● Work order: From the entries below, copy every line that has the word "footer".
--- Material for the task Enclosed Below ---
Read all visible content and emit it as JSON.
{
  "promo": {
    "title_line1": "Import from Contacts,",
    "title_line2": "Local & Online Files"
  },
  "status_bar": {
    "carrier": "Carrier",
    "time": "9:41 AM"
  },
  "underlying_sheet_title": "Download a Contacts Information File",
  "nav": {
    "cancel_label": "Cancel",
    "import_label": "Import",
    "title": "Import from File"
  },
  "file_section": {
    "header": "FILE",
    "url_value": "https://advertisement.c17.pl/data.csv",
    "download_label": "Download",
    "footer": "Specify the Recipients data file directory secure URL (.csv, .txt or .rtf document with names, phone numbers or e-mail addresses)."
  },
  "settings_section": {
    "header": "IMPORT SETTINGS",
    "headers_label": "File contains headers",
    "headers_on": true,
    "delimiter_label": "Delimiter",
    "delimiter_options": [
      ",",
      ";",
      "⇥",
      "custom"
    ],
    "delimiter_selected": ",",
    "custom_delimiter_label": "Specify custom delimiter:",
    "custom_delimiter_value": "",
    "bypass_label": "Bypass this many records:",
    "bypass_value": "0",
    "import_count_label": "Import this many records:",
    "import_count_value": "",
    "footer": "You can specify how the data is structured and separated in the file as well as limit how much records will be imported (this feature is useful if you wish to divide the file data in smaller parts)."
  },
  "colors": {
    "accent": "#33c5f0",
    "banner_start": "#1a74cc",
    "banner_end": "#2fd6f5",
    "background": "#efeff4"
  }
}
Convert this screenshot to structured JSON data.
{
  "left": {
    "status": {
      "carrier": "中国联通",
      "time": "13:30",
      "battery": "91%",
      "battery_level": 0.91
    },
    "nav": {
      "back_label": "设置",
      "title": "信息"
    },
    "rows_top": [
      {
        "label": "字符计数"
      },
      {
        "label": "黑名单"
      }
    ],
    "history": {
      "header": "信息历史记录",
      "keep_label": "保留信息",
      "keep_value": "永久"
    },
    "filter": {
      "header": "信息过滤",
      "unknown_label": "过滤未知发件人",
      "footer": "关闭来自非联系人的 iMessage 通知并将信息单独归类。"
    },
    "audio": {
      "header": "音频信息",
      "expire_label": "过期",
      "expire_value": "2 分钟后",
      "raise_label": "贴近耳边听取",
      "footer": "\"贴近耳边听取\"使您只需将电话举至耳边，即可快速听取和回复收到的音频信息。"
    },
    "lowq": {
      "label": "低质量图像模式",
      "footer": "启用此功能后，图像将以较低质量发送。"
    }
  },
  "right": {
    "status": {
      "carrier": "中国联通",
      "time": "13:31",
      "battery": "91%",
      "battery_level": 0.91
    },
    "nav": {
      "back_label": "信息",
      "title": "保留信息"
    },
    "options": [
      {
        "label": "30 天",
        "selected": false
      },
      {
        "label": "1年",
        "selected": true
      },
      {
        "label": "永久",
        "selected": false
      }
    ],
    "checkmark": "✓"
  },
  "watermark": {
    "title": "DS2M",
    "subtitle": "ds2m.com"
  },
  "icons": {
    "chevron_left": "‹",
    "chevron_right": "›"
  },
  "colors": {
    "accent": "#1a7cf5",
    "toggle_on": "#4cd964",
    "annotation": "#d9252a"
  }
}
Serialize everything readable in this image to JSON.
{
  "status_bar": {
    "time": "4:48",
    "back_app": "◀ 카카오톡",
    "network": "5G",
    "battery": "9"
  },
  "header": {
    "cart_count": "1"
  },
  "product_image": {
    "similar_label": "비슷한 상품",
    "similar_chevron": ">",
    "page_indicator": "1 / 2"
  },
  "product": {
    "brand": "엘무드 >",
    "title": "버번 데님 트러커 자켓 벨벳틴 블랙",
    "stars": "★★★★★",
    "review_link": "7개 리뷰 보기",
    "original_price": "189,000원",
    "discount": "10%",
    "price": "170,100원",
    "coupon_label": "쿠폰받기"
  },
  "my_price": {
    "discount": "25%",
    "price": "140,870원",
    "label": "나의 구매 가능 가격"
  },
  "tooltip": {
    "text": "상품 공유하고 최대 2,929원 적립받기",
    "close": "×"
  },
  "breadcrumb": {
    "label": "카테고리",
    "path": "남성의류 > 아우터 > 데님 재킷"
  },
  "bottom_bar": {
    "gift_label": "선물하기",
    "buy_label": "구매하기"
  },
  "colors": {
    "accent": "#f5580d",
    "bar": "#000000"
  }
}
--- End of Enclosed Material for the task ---
● Output for this task:
    "footer": "Specify the Recipients data file directory secure URL (.csv, .txt or .rtf document with names, phone numbers or e-mail addresses)."
    "footer": "You can specify how the data is structured and separated in the file as well as limit how much records will be imported (this feature is useful if you wish to divide the file data in smaller parts)."
      "footer": "关闭来自非联系人的 iMessage 通知并将信息单独归类。"
      "footer": "\"贴近耳边听取\"使您只需将电话举至耳边，即可快速听取和回复收到的音频信息。"
      "footer": "启用此功能后，图像将以较低质量发送。"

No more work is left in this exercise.